* Assigned task *
The expected response is a copy of every line in the entries below that includes the word "plugin".

Segment Start: Material for this task

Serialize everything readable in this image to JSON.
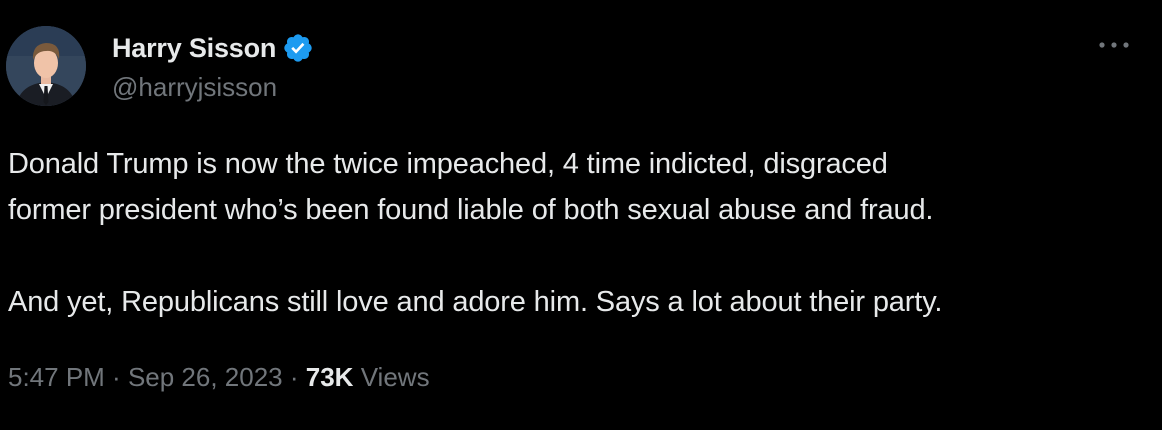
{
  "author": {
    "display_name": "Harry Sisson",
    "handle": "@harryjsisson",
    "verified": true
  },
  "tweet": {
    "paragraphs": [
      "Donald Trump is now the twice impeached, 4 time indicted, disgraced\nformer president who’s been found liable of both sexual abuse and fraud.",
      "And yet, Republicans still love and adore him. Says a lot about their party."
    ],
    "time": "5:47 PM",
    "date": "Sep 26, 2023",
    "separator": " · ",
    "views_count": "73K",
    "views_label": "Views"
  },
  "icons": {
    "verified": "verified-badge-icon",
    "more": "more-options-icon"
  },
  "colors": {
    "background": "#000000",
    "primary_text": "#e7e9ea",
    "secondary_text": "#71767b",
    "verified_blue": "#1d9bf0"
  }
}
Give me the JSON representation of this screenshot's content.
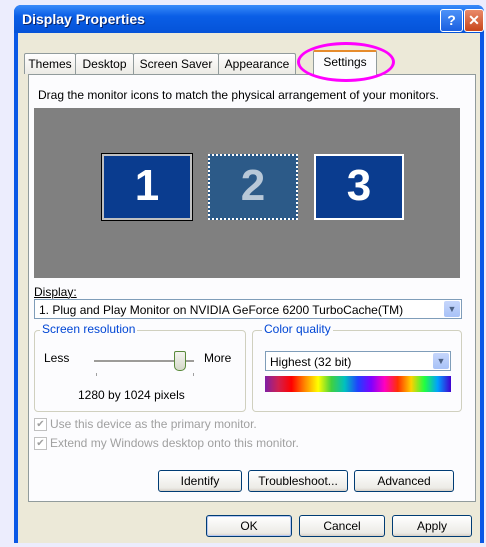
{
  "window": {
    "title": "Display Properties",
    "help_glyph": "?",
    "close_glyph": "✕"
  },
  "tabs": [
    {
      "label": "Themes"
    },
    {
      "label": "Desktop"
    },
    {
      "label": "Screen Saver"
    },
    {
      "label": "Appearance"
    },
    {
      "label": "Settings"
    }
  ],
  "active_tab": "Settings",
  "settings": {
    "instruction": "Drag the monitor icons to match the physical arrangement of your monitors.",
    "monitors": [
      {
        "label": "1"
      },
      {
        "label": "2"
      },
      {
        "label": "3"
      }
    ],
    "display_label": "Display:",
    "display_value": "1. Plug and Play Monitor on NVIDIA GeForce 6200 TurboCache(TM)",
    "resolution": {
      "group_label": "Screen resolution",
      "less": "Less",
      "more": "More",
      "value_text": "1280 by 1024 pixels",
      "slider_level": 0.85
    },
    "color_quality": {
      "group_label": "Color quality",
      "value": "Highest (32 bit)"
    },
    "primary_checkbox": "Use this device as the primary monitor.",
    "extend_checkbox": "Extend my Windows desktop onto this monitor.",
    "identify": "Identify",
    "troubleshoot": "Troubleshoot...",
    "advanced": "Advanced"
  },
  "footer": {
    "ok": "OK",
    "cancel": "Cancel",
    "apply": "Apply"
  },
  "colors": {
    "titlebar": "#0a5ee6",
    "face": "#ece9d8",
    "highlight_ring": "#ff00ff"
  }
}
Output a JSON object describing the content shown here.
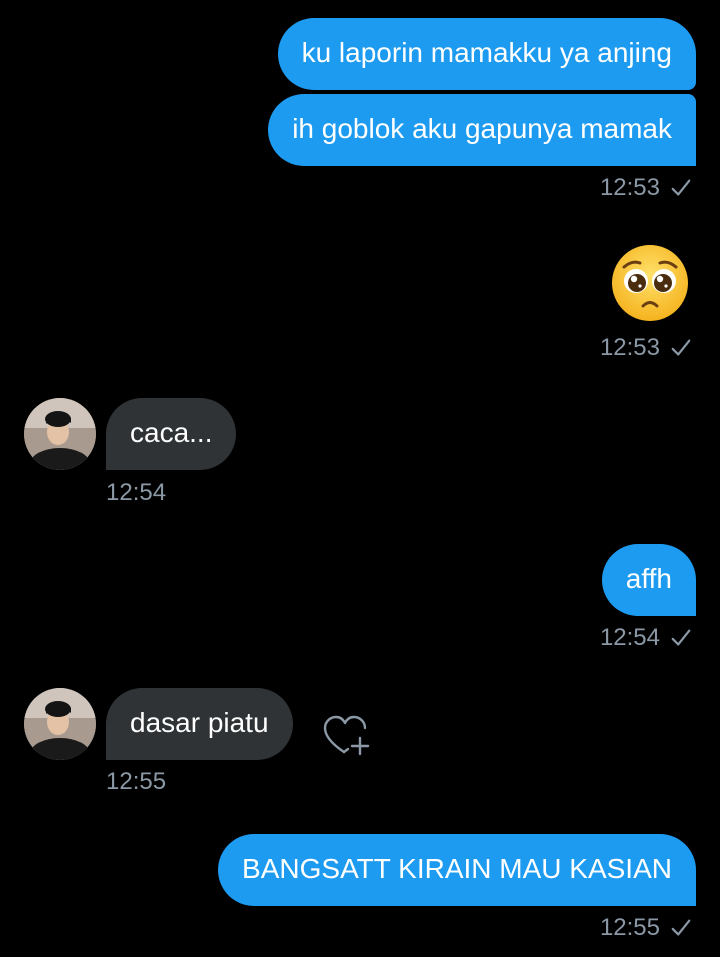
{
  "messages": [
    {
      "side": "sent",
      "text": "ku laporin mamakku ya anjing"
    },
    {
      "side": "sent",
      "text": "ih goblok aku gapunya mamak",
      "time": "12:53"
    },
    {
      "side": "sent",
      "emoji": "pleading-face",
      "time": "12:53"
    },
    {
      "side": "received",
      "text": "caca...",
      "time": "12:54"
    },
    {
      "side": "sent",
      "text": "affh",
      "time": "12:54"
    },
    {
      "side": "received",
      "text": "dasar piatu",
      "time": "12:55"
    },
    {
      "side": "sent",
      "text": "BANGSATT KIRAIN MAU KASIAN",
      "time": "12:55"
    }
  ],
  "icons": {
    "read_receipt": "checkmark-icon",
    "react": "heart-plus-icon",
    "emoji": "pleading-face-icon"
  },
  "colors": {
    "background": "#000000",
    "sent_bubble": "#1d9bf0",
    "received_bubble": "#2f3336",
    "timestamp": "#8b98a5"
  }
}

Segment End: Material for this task
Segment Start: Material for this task

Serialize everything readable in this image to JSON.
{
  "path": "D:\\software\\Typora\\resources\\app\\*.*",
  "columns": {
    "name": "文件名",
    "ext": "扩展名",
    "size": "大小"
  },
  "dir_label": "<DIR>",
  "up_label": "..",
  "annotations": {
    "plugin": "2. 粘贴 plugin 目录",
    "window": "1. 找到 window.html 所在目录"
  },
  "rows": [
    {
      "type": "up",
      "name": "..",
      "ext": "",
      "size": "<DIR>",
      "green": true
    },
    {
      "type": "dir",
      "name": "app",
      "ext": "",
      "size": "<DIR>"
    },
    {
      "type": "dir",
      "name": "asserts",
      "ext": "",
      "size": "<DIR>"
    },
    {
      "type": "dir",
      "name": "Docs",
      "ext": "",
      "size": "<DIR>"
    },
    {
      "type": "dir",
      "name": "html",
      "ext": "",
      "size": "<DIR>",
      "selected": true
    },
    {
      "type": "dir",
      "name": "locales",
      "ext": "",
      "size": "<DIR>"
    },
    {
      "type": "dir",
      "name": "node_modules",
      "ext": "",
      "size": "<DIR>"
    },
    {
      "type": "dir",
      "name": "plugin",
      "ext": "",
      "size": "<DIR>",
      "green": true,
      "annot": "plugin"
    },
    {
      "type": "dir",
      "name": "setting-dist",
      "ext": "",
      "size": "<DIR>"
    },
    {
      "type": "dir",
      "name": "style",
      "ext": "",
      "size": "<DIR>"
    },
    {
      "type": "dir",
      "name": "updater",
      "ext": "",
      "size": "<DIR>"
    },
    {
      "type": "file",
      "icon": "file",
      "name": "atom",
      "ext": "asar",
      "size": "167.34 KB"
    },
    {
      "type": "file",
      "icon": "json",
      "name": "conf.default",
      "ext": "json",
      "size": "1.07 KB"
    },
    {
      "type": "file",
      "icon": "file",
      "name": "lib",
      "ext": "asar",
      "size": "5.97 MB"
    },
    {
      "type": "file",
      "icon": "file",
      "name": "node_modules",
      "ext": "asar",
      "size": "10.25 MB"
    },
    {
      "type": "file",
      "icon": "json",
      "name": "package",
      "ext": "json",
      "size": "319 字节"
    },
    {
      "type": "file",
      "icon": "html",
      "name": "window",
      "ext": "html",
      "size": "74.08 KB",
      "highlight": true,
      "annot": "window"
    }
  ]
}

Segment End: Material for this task

* Exercise answer *
    "plugin": "2. 粘贴 plugin 目录",
      "name": "plugin",
      "annot": "plugin"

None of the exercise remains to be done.